Faded almost to white.
Even her navy blue swimsuit is faded. But you can still tell it's blue.
Her light brown hair, caught up in a strong breeze, shining in the midday sun, is lighter. But you can still tell it's brown.
Her smile is enormous. Beatific. Contagious. And she's got these crazy sunglasses on, perfectly round, clamshell pink.
He fingers the edges of the photograph. The date is handwritten on the bottom.
July 14, 1966.
A perfect summer day.
He remembers seeing Cheryl for the first time.
He is at Wasaga Beach, stretched out on a towel, a bottle of Pepsi and a John D. MacDonald paperback lying in the sand beside him, a camera in his hand. He ignores the hundreds of bright young women who walk by him in their best bathing suits, a parade of taut, tanned skin and sprayed curls, stepping lightly to impress the hundreds of young men who gawk openly as they go by.
He barely notices them.
But he sees Cheryl.
She is running pell mell down the beach, sand flying up from her feet in every direction. She is chasing a plastic beach ball, coloured like gas station flags, and she is squealing because some other kid is in hot pursuit. Likely a brother. He watches. The kid chases her for a bit, to make her happy, then dekes out and goes to where a bunch of girls are hanging out at the hamburger stand.
Cheryl takes the ball over to a young couple who might be her parents and tries to get their attention but they're talking to another couple, laughing and drinking Labatt's 50. They scold her for interrupting, then shoo her away.
Unconcerned, she picks up an orange pail with a white plastic shovel, and starts wandering down the beach.
He watches her meander further away from her parents. Nobody but him is paying attention.
He gets up from the towel and walks towards her.
When he's close enough he begins to take pictures.
He smiles as the shutter clicks.
She is so happy.

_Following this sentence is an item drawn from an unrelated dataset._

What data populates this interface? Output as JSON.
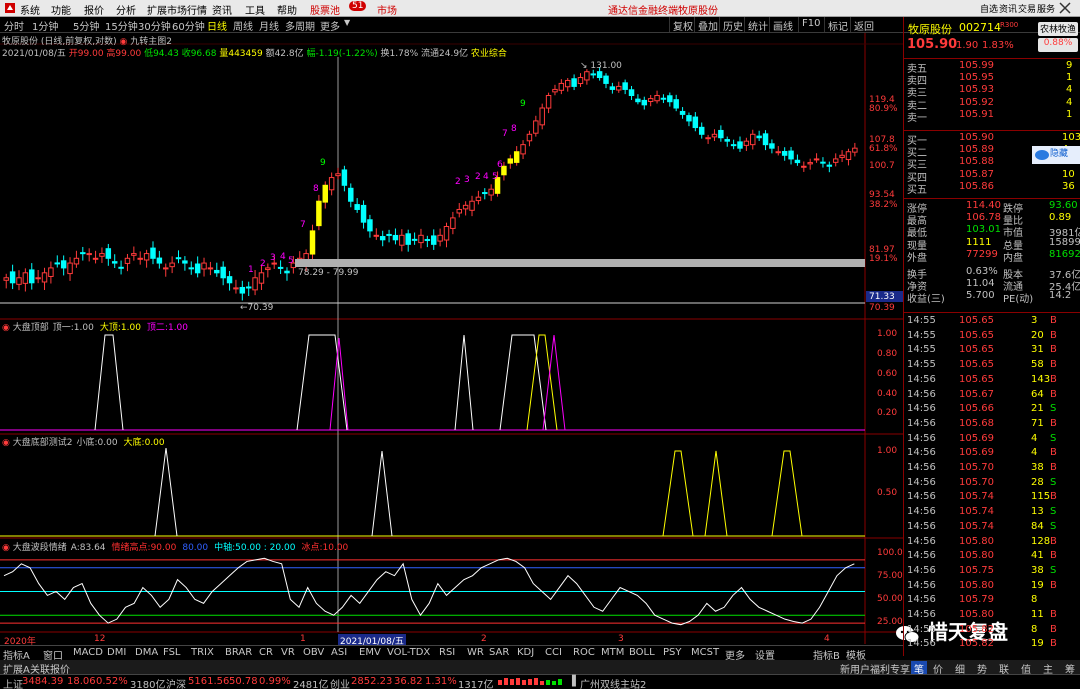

Soon she will be a headline in newspapers across the country. "CHERYL THOMPSON, 6, MISSING" will be replaced after a week by "BODY PARTS FOUND IN GEORGIAN BAY" and finally "TRAIL GOES COLD IN SEARCH FOR CHILD KILLER."
For a few minutes more she is still a little girl playing in the sand on a pristine summer day.
He walks up beside her and gets down on one knee, like he is proposing.
He is blocking her sun so she looks up.
"Hey mister," she says.